▶ _Input data_:

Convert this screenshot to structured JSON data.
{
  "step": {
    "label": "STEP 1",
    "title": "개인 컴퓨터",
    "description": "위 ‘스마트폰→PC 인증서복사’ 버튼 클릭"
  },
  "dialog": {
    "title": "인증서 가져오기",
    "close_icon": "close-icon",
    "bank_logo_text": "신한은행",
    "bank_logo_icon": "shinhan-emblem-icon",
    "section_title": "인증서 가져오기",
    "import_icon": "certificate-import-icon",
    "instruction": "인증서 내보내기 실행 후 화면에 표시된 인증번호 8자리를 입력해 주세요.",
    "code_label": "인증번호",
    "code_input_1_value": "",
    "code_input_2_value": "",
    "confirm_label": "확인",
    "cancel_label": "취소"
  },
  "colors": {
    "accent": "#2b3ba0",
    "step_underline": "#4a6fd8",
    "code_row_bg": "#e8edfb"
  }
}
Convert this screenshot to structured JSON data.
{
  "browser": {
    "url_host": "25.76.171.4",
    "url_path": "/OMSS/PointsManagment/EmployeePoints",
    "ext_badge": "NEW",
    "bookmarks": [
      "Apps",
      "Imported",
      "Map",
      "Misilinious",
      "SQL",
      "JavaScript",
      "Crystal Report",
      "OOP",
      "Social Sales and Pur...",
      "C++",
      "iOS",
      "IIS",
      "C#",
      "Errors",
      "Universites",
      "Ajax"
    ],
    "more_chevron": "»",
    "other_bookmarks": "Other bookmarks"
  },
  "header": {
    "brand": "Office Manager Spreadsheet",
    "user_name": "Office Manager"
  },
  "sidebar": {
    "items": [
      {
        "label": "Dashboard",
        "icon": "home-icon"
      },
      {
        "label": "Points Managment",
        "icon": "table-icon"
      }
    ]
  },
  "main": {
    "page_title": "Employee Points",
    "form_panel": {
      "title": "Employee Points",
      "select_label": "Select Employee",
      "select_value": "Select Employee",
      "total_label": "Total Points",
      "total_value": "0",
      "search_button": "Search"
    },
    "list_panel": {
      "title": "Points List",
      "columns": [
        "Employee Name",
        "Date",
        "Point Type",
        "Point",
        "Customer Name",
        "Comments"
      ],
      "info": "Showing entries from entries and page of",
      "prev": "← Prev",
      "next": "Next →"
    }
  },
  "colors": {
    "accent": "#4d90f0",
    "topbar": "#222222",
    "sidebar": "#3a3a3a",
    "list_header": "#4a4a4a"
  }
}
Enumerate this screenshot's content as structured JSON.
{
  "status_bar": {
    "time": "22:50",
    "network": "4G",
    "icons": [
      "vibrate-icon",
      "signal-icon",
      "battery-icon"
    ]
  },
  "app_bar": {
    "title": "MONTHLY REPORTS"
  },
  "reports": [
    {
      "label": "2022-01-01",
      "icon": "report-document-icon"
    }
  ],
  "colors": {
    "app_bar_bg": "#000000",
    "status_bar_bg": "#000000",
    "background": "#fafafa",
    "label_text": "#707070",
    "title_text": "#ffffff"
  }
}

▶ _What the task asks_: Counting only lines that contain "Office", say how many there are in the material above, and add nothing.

▶ _Answer to this task_: 2